■ Records for the task:

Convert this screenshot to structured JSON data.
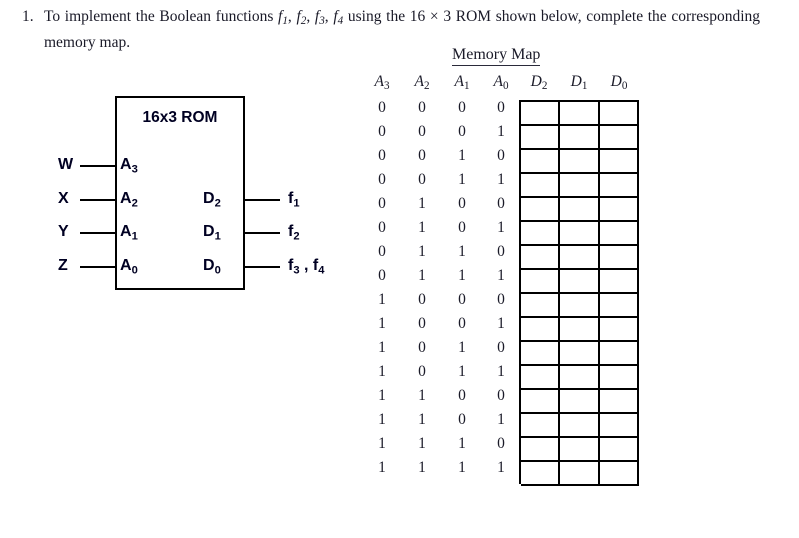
{
  "problem": {
    "number": "1.",
    "text_part_1": "To implement the Boolean functions ",
    "f1": "f",
    "f1_sub": "1",
    "sep1": ", ",
    "f2": "f",
    "f2_sub": "2",
    "sep2": ", ",
    "f3": "f",
    "f3_sub": "3",
    "sep3": ", ",
    "f4": "f",
    "f4_sub": "4",
    "text_part_2": " using the 16 × 3 ROM shown below, complete the corresponding memory map."
  },
  "rom": {
    "title": "16x3 ROM",
    "address_pins": [
      {
        "label": "A",
        "sub": "3"
      },
      {
        "label": "A",
        "sub": "2"
      },
      {
        "label": "A",
        "sub": "1"
      },
      {
        "label": "A",
        "sub": "0"
      }
    ],
    "data_pins": [
      {
        "label": "D",
        "sub": "2"
      },
      {
        "label": "D",
        "sub": "1"
      },
      {
        "label": "D",
        "sub": "0"
      }
    ],
    "inputs": [
      {
        "label": "W"
      },
      {
        "label": "X"
      },
      {
        "label": "Y"
      },
      {
        "label": "Z"
      }
    ],
    "outputs": [
      {
        "label": "f",
        "sub": "1",
        "extra": ""
      },
      {
        "label": "f",
        "sub": "2",
        "extra": ""
      },
      {
        "label": "f",
        "sub": "3",
        "extra": " , f",
        "extra_sub": "4"
      }
    ]
  },
  "memory_map": {
    "title": "Memory Map",
    "headers": [
      {
        "label": "A",
        "sub": "3"
      },
      {
        "label": "A",
        "sub": "2"
      },
      {
        "label": "A",
        "sub": "1"
      },
      {
        "label": "A",
        "sub": "0"
      },
      {
        "label": "D",
        "sub": "2"
      },
      {
        "label": "D",
        "sub": "1"
      },
      {
        "label": "D",
        "sub": "0"
      }
    ],
    "address_rows": [
      [
        "0",
        "0",
        "0",
        "0"
      ],
      [
        "0",
        "0",
        "0",
        "1"
      ],
      [
        "0",
        "0",
        "1",
        "0"
      ],
      [
        "0",
        "0",
        "1",
        "1"
      ],
      [
        "0",
        "1",
        "0",
        "0"
      ],
      [
        "0",
        "1",
        "0",
        "1"
      ],
      [
        "0",
        "1",
        "1",
        "0"
      ],
      [
        "0",
        "1",
        "1",
        "1"
      ],
      [
        "1",
        "0",
        "0",
        "0"
      ],
      [
        "1",
        "0",
        "0",
        "1"
      ],
      [
        "1",
        "0",
        "1",
        "0"
      ],
      [
        "1",
        "0",
        "1",
        "1"
      ],
      [
        "1",
        "1",
        "0",
        "0"
      ],
      [
        "1",
        "1",
        "0",
        "1"
      ],
      [
        "1",
        "1",
        "1",
        "0"
      ],
      [
        "1",
        "1",
        "1",
        "1"
      ]
    ],
    "data_rows": [
      [
        "",
        "",
        ""
      ],
      [
        "",
        "",
        ""
      ],
      [
        "",
        "",
        ""
      ],
      [
        "",
        "",
        ""
      ],
      [
        "",
        "",
        ""
      ],
      [
        "",
        "",
        ""
      ],
      [
        "",
        "",
        ""
      ],
      [
        "",
        "",
        ""
      ],
      [
        "",
        "",
        ""
      ],
      [
        "",
        "",
        ""
      ],
      [
        "",
        "",
        ""
      ],
      [
        "",
        "",
        ""
      ],
      [
        "",
        "",
        ""
      ],
      [
        "",
        "",
        ""
      ],
      [
        "",
        "",
        ""
      ],
      [
        "",
        "",
        ""
      ]
    ]
  },
  "colors": {
    "ink": "#1a1a28",
    "diagram_ink": "#000022",
    "line": "#000000",
    "background": "#ffffff"
  }
}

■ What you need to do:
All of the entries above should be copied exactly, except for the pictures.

■ Answer section:
Convert this screenshot to structured JSON data.
{
  "problem": {
    "number": "1.",
    "text_part_1": "To implement the Boolean functions ",
    "f1": "f",
    "f1_sub": "1",
    "sep1": ", ",
    "f2": "f",
    "f2_sub": "2",
    "sep2": ", ",
    "f3": "f",
    "f3_sub": "3",
    "sep3": ", ",
    "f4": "f",
    "f4_sub": "4",
    "text_part_2": " using the 16 × 3 ROM shown below, complete the corresponding memory map."
  },
  "rom": {
    "title": "16x3 ROM",
    "address_pins": [
      {
        "label": "A",
        "sub": "3"
      },
      {
        "label": "A",
        "sub": "2"
      },
      {
        "label": "A",
        "sub": "1"
      },
      {
        "label": "A",
        "sub": "0"
      }
    ],
    "data_pins": [
      {
        "label": "D",
        "sub": "2"
      },
      {
        "label": "D",
        "sub": "1"
      },
      {
        "label": "D",
        "sub": "0"
      }
    ],
    "inputs": [
      {
        "label": "W"
      },
      {
        "label": "X"
      },
      {
        "label": "Y"
      },
      {
        "label": "Z"
      }
    ],
    "outputs": [
      {
        "label": "f",
        "sub": "1",
        "extra": ""
      },
      {
        "label": "f",
        "sub": "2",
        "extra": ""
      },
      {
        "label": "f",
        "sub": "3",
        "extra": " , f",
        "extra_sub": "4"
      }
    ]
  },
  "memory_map": {
    "title": "Memory Map",
    "headers": [
      {
        "label": "A",
        "sub": "3"
      },
      {
        "label": "A",
        "sub": "2"
      },
      {
        "label": "A",
        "sub": "1"
      },
      {
        "label": "A",
        "sub": "0"
      },
      {
        "label": "D",
        "sub": "2"
      },
      {
        "label": "D",
        "sub": "1"
      },
      {
        "label": "D",
        "sub": "0"
      }
    ],
    "address_rows": [
      [
        "0",
        "0",
        "0",
        "0"
      ],
      [
        "0",
        "0",
        "0",
        "1"
      ],
      [
        "0",
        "0",
        "1",
        "0"
      ],
      [
        "0",
        "0",
        "1",
        "1"
      ],
      [
        "0",
        "1",
        "0",
        "0"
      ],
      [
        "0",
        "1",
        "0",
        "1"
      ],
      [
        "0",
        "1",
        "1",
        "0"
      ],
      [
        "0",
        "1",
        "1",
        "1"
      ],
      [
        "1",
        "0",
        "0",
        "0"
      ],
      [
        "1",
        "0",
        "0",
        "1"
      ],
      [
        "1",
        "0",
        "1",
        "0"
      ],
      [
        "1",
        "0",
        "1",
        "1"
      ],
      [
        "1",
        "1",
        "0",
        "0"
      ],
      [
        "1",
        "1",
        "0",
        "1"
      ],
      [
        "1",
        "1",
        "1",
        "0"
      ],
      [
        "1",
        "1",
        "1",
        "1"
      ]
    ],
    "data_rows": [
      [
        "",
        "",
        ""
      ],
      [
        "",
        "",
        ""
      ],
      [
        "",
        "",
        ""
      ],
      [
        "",
        "",
        ""
      ],
      [
        "",
        "",
        ""
      ],
      [
        "",
        "",
        ""
      ],
      [
        "",
        "",
        ""
      ],
      [
        "",
        "",
        ""
      ],
      [
        "",
        "",
        ""
      ],
      [
        "",
        "",
        ""
      ],
      [
        "",
        "",
        ""
      ],
      [
        "",
        "",
        ""
      ],
      [
        "",
        "",
        ""
      ],
      [
        "",
        "",
        ""
      ],
      [
        "",
        "",
        ""
      ],
      [
        "",
        "",
        ""
      ]
    ]
  },
  "colors": {
    "ink": "#1a1a28",
    "diagram_ink": "#000022",
    "line": "#000000",
    "background": "#ffffff"
  }
}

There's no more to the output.